[[ DATA SECTION open ]]
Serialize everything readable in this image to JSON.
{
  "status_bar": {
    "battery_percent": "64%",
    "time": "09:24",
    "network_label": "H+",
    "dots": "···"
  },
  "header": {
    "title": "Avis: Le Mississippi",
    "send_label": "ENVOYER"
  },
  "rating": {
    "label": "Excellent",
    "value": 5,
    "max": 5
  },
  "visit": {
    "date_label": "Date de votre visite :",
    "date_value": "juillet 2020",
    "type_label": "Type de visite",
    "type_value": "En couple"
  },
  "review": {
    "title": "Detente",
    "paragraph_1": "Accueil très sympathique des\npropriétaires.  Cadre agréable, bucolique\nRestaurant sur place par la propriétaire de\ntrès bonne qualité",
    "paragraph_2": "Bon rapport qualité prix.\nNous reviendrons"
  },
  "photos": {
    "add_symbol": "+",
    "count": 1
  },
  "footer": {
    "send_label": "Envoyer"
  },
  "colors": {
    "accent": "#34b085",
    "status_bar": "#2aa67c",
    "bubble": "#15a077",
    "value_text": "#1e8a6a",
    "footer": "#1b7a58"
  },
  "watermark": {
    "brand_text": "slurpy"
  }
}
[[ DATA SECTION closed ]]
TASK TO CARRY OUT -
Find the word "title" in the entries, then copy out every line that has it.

RESPONSE -
    "title": "Avis: Le Mississippi",
    "title": "Detente",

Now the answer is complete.